(Information Opens)

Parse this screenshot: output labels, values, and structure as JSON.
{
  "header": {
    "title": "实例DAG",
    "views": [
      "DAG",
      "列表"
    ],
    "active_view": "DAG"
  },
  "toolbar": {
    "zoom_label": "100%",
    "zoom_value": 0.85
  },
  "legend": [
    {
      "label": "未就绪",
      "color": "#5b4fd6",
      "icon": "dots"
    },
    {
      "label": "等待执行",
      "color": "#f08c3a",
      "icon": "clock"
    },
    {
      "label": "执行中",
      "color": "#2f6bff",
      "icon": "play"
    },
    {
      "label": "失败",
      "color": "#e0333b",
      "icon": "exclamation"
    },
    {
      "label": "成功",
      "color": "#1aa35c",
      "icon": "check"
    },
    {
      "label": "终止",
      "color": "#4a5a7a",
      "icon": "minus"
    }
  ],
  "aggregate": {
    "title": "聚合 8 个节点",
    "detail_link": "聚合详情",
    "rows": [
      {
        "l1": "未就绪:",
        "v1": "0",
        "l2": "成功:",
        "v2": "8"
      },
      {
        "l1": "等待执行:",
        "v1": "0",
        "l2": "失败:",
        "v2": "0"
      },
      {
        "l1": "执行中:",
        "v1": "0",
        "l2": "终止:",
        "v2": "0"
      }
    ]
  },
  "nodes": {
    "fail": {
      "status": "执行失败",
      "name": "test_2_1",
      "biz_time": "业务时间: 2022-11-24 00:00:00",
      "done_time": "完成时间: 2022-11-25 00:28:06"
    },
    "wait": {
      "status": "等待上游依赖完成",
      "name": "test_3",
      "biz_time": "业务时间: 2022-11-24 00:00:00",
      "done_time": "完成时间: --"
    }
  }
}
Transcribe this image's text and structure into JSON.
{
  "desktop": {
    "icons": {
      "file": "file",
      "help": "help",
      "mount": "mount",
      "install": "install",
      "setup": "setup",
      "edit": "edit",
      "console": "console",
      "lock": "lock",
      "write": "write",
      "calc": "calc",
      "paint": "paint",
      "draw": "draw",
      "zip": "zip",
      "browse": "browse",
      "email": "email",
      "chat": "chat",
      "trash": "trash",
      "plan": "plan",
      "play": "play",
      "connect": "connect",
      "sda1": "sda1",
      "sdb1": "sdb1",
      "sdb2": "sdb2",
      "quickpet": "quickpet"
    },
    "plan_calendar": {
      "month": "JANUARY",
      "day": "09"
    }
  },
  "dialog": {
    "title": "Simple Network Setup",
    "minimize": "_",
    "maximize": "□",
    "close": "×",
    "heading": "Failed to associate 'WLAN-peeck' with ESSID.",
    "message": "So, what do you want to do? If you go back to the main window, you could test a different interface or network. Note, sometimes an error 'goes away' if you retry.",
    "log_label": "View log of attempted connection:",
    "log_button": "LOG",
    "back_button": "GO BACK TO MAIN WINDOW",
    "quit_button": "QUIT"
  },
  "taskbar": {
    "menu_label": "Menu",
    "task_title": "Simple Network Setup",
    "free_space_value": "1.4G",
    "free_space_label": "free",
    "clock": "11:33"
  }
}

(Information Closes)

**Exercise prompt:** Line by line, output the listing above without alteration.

**Solution to this exercise:**
Parse this screenshot: output labels, values, and structure as JSON.
{
  "header": {
    "title": "实例DAG",
    "views": [
      "DAG",
      "列表"
    ],
    "active_view": "DAG"
  },
  "toolbar": {
    "zoom_label": "100%",
    "zoom_value": 0.85
  },
  "legend": [
    {
      "label": "未就绪",
      "color": "#5b4fd6",
      "icon": "dots"
    },
    {
      "label": "等待执行",
      "color": "#f08c3a",
      "icon": "clock"
    },
    {
      "label": "执行中",
      "color": "#2f6bff",
      "icon": "play"
    },
    {
      "label": "失败",
      "color": "#e0333b",
      "icon": "exclamation"
    },
    {
      "label": "成功",
      "color": "#1aa35c",
      "icon": "check"
    },
    {
      "label": "终止",
      "color": "#4a5a7a",
      "icon": "minus"
    }
  ],
  "aggregate": {
    "title": "聚合 8 个节点",
    "detail_link": "聚合详情",
    "rows": [
      {
        "l1": "未就绪:",
        "v1": "0",
        "l2": "成功:",
        "v2": "8"
      },
      {
        "l1": "等待执行:",
        "v1": "0",
        "l2": "失败:",
        "v2": "0"
      },
      {
        "l1": "执行中:",
        "v1": "0",
        "l2": "终止:",
        "v2": "0"
      }
    ]
  },
  "nodes": {
    "fail": {
      "status": "执行失败",
      "name": "test_2_1",
      "biz_time": "业务时间: 2022-11-24 00:00:00",
      "done_time": "完成时间: 2022-11-25 00:28:06"
    },
    "wait": {
      "status": "等待上游依赖完成",
      "name": "test_3",
      "biz_time": "业务时间: 2022-11-24 00:00:00",
      "done_time": "完成时间: --"
    }
  }
}
Transcribe this image's text and structure into JSON.
{
  "desktop": {
    "icons": {
      "file": "file",
      "help": "help",
      "mount": "mount",
      "install": "install",
      "setup": "setup",
      "edit": "edit",
      "console": "console",
      "lock": "lock",
      "write": "write",
      "calc": "calc",
      "paint": "paint",
      "draw": "draw",
      "zip": "zip",
      "browse": "browse",
      "email": "email",
      "chat": "chat",
      "trash": "trash",
      "plan": "plan",
      "play": "play",
      "connect": "connect",
      "sda1": "sda1",
      "sdb1": "sdb1",
      "sdb2": "sdb2",
      "quickpet": "quickpet"
    },
    "plan_calendar": {
      "month": "JANUARY",
      "day": "09"
    }
  },
  "dialog": {
    "title": "Simple Network Setup",
    "minimize": "_",
    "maximize": "□",
    "close": "×",
    "heading": "Failed to associate 'WLAN-peeck' with ESSID.",
    "message": "So, what do you want to do? If you go back to the main window, you could test a different interface or network. Note, sometimes an error 'goes away' if you retry.",
    "log_label": "View log of attempted connection:",
    "log_button": "LOG",
    "back_button": "GO BACK TO MAIN WINDOW",
    "quit_button": "QUIT"
  },
  "taskbar": {
    "menu_label": "Menu",
    "task_title": "Simple Network Setup",
    "free_space_value": "1.4G",
    "free_space_label": "free",
    "clock": "11:33"
  }
}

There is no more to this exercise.